Entry may be possible without formal training or qualifications. However, potential theatre sound technicians must have an aptitude for technical work and show that they have an active interest in theatre work.
Theatre Lighting Technician
Theatre lighting technicians are responsible for preparing, rigging, operating and maintaining theatre lighting systems and electrical effects. They work closely with lighting designers.
Lighting designers decide where the lights are to be placed, and plot their position on a lighting or rig plan. Using this plan, lighting technicians rig the lights, place coloured filters or gobos in front of the lights, and focus them.
During rehearsals, technicians help lighting designers create special lighting effects and write down lighting cues. Once productions are underway, they check that lights are working properly and are correctly maintained.
There is no set route into this career. However, some training and formal qualifications can give you an advantage.
Skills for the creative industries
Publisher: Creative & Cultural Skills
Creative & Cultural Skills
Skills for craft, cultural heritage, design, literature, music, performing arts and visual arts
Tel: 020 7379 6000
Tel: 0141 2482472
Federation of Drama Schools (FDS)
Tel: 020 7529 8794
Entertainment and performing arts news
Association of British Theatre Technicians (ABTT)
Address: 55 Farringdon Road, London EC1M 3JB
Tel: 020 7242 9200
Tel: 020 7452 3400
Stage Management Association (SMA)
Address: 89 Borough High Street, London SE1 1NL
Tel: 020 7403 7999
Society of British Theatre Designers (SBTD)

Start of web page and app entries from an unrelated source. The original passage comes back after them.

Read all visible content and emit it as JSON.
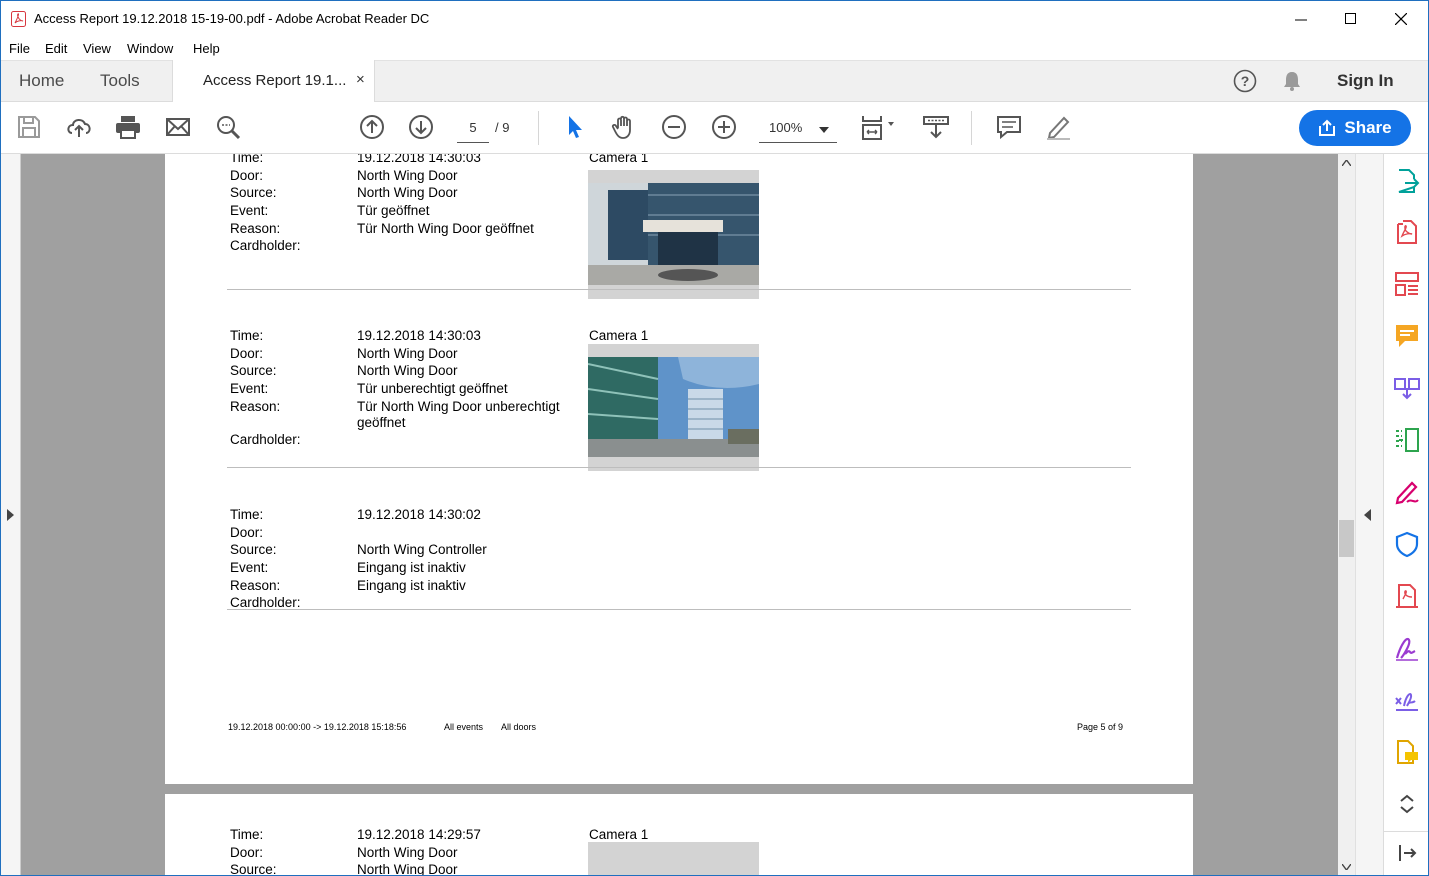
{
  "window": {
    "title": "Access Report 19.12.2018 15-19-00.pdf - Adobe Acrobat Reader DC"
  },
  "menu": [
    "File",
    "Edit",
    "View",
    "Window",
    "Help"
  ],
  "tabs": {
    "home": "Home",
    "tools": "Tools",
    "doc_tab": "Access Report 19.1...",
    "close": "×",
    "sign_in": "Sign In"
  },
  "toolbar": {
    "current_page": "5",
    "page_total": "/ 9",
    "zoom": "100%",
    "share_label": "Share"
  },
  "colors": {
    "accent": "#1473e6",
    "viewer_bg": "#a0a0a0"
  },
  "report": {
    "labels": {
      "time": "Time:",
      "door": "Door:",
      "source": "Source:",
      "event": "Event:",
      "reason": "Reason:",
      "cardholder": "Cardholder:"
    },
    "records": [
      {
        "time": "19.12.2018 14:30:03",
        "door": "North Wing Door",
        "source": "North Wing Door",
        "event": "Tür geöffnet",
        "reason": "Tür North Wing Door geöffnet",
        "camera": "Camera 1"
      },
      {
        "time": "19.12.2018 14:30:03",
        "door": "North Wing Door",
        "source": "North Wing Door",
        "event": "Tür unberechtigt geöffnet",
        "reason_line1": "Tür North Wing Door unberechtigt",
        "reason_line2": "geöffnet",
        "camera": "Camera 1"
      },
      {
        "time": "19.12.2018 14:30:02",
        "door": "",
        "source": "North Wing Controller",
        "event": "Eingang ist inaktiv",
        "reason": "Eingang ist inaktiv"
      },
      {
        "time": "19.12.2018 14:29:57",
        "door": "North Wing Door",
        "source": "North Wing Door",
        "camera": "Camera 1"
      }
    ],
    "footer": {
      "range": "19.12.2018 00:00:00 -> 19.12.2018 15:18:56",
      "events": "All events",
      "doors": "All doors",
      "page": "Page 5 of 9"
    }
  },
  "icons": {
    "toolbar": [
      "save-icon",
      "upload-icon",
      "print-icon",
      "email-icon",
      "search-icon",
      "page-up-icon",
      "page-down-icon",
      "select-pointer-icon",
      "hand-tool-icon",
      "zoom-out-icon",
      "zoom-in-icon",
      "fit-page-icon",
      "read-mode-icon",
      "comment-icon",
      "highlight-pen-icon"
    ],
    "right_panel": [
      "export-pdf-icon",
      "create-pdf-icon",
      "organize-pages-icon",
      "comment-tool-icon",
      "combine-files-icon",
      "compress-pdf-icon",
      "fill-sign-pen-icon",
      "protect-shield-icon",
      "pdf-tools-icon",
      "sign-icon",
      "fill-sign-icon",
      "send-for-comments-icon",
      "more-tools-icon",
      "collapse-panel-icon"
    ]
  }
}
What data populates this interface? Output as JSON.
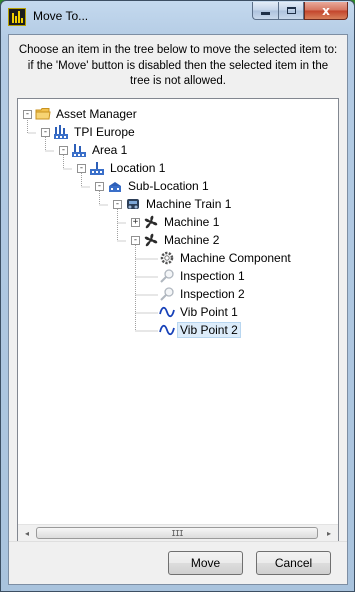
{
  "window": {
    "title": "Move To...",
    "close_glyph": "x"
  },
  "instruction": "Choose an item in the tree below to move the selected item to: if the 'Move' button is disabled then the selected item in the tree is not allowed.",
  "tree": {
    "items": [
      {
        "label": "Asset Manager",
        "icon": "folder-icon",
        "expander": "-"
      },
      {
        "label": "TPI Europe",
        "icon": "factory-icon",
        "expander": "-"
      },
      {
        "label": "Area 1",
        "icon": "factory-icon",
        "expander": "-"
      },
      {
        "label": "Location 1",
        "icon": "location-icon",
        "expander": "-"
      },
      {
        "label": "Sub-Location 1",
        "icon": "sub-location-icon",
        "expander": "-"
      },
      {
        "label": "Machine Train 1",
        "icon": "machine-train-icon",
        "expander": "-"
      },
      {
        "label": "Machine 1",
        "icon": "fan-icon",
        "expander": "+"
      },
      {
        "label": "Machine 2",
        "icon": "fan-icon",
        "expander": "-"
      },
      {
        "label": "Machine Component",
        "icon": "gear-icon"
      },
      {
        "label": "Inspection 1",
        "icon": "magnifier-icon"
      },
      {
        "label": "Inspection 2",
        "icon": "magnifier-icon"
      },
      {
        "label": "Vib Point 1",
        "icon": "waveform-icon"
      },
      {
        "label": "Vib Point 2",
        "icon": "waveform-icon",
        "selected": true
      }
    ]
  },
  "scrollbar": {
    "left_arrow": "◂",
    "right_arrow": "▸",
    "grip": "III"
  },
  "buttons": {
    "move": "Move",
    "cancel": "Cancel"
  },
  "colors": {
    "title_bar": "#b8cfe7",
    "close_button": "#c94a30",
    "selection": "#dcecfa",
    "background_desktop": "#2f8a2c"
  }
}
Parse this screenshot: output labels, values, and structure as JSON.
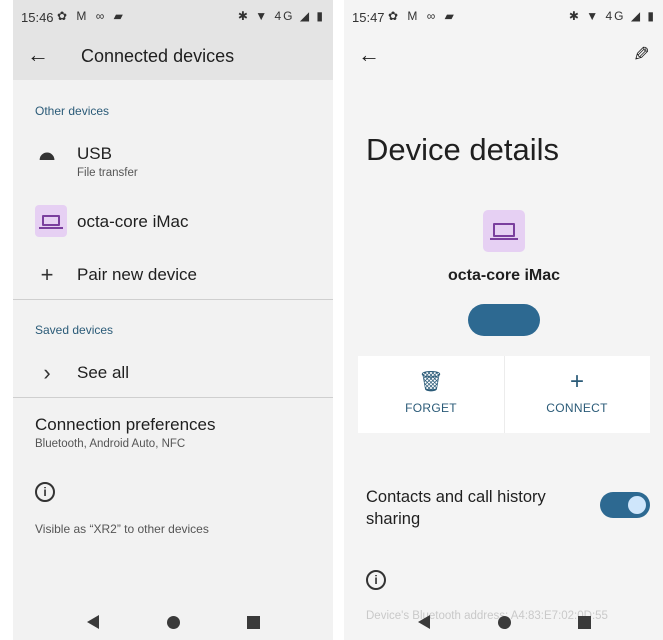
{
  "left": {
    "status": {
      "time": "15:46",
      "left_icons": "✿ M ∞ ▰",
      "right_icons": "✱ ▼ 4G ◢ ▮"
    },
    "toolbar": {
      "title": "Connected devices"
    },
    "other_devices": {
      "header": "Other devices",
      "usb": {
        "title": "USB",
        "subtitle": "File transfer"
      },
      "device": {
        "title": "octa-core iMac"
      },
      "pair": {
        "title": "Pair new device",
        "icon": "+"
      }
    },
    "saved_devices": {
      "header": "Saved devices",
      "see_all": "See all",
      "icon": "›"
    },
    "preferences": {
      "title": "Connection preferences",
      "subtitle": "Bluetooth, Android Auto, NFC"
    },
    "info_icon": "i",
    "visible_as": "Visible as “XR2” to other devices"
  },
  "right": {
    "status": {
      "time": "15:47",
      "left_icons": "✿ M ∞ ▰",
      "right_icons": "✱ ▼ 4G ◢ ▮"
    },
    "title": "Device details",
    "device_name": "octa-core iMac",
    "actions": {
      "forget": {
        "label": "FORGET",
        "icon": "🗑"
      },
      "connect": {
        "label": "CONNECT",
        "icon": "+"
      }
    },
    "contacts_toggle": {
      "label": "Contacts and call history sharing",
      "on": true
    },
    "info_icon": "i",
    "bt_address": "Device's Bluetooth address: A4:83:E7:02:0D:55"
  },
  "colors": {
    "accent": "#2d6991",
    "section_text": "#2b5b78",
    "chip_bg": "#e6d0f3",
    "chip_fg": "#7a3e9e"
  },
  "icons": [
    "back-arrow-icon",
    "usb-icon",
    "laptop-icon",
    "plus-icon",
    "chevron-right-icon",
    "info-icon",
    "edit-pencil-icon",
    "trash-icon",
    "nav-back-icon",
    "nav-home-icon",
    "nav-recents-icon"
  ]
}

Address: Rose Bruford College of Theatre and Performance, Burnt Oak Lane, Sidcup DA15 9DF
Tel: 020 8308 2674
National Theatre Wales (Welsh Enquiries)
Tel: 029 2035 3070